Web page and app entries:
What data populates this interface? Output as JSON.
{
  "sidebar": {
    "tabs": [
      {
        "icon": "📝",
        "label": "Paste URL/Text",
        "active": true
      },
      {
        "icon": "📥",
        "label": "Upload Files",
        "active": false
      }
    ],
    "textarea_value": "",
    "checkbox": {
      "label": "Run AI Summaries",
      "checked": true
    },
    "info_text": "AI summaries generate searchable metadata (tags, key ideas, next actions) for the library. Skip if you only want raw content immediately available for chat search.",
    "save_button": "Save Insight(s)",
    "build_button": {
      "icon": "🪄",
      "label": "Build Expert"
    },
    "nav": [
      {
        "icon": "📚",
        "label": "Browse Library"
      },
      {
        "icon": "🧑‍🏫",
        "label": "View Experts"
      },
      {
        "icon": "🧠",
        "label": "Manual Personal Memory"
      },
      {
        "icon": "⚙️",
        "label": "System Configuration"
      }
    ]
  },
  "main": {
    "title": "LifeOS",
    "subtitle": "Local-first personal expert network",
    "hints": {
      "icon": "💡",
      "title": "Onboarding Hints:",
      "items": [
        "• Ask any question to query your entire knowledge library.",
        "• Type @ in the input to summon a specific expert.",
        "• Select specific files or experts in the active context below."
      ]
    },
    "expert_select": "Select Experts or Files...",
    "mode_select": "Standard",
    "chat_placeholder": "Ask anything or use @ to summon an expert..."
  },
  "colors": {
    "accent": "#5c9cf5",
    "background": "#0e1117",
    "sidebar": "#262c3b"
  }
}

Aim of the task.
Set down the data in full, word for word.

Response to the task.
What data populates this interface? Output as JSON.
{
  "sidebar": {
    "tabs": [
      {
        "icon": "📝",
        "label": "Paste URL/Text",
        "active": true
      },
      {
        "icon": "📥",
        "label": "Upload Files",
        "active": false
      }
    ],
    "textarea_value": "",
    "checkbox": {
      "label": "Run AI Summaries",
      "checked": true
    },
    "info_text": "AI summaries generate searchable metadata (tags, key ideas, next actions) for the library. Skip if you only want raw content immediately available for chat search.",
    "save_button": "Save Insight(s)",
    "build_button": {
      "icon": "🪄",
      "label": "Build Expert"
    },
    "nav": [
      {
        "icon": "📚",
        "label": "Browse Library"
      },
      {
        "icon": "🧑‍🏫",
        "label": "View Experts"
      },
      {
        "icon": "🧠",
        "label": "Manual Personal Memory"
      },
      {
        "icon": "⚙️",
        "label": "System Configuration"
      }
    ]
  },
  "main": {
    "title": "LifeOS",
    "subtitle": "Local-first personal expert network",
    "hints": {
      "icon": "💡",
      "title": "Onboarding Hints:",
      "items": [
        "• Ask any question to query your entire knowledge library.",
        "• Type @ in the input to summon a specific expert.",
        "• Select specific files or experts in the active context below."
      ]
    },
    "expert_select": "Select Experts or Files...",
    "mode_select": "Standard",
    "chat_placeholder": "Ask anything or use @ to summon an expert..."
  },
  "colors": {
    "accent": "#5c9cf5",
    "background": "#0e1117",
    "sidebar": "#262c3b"
  }
}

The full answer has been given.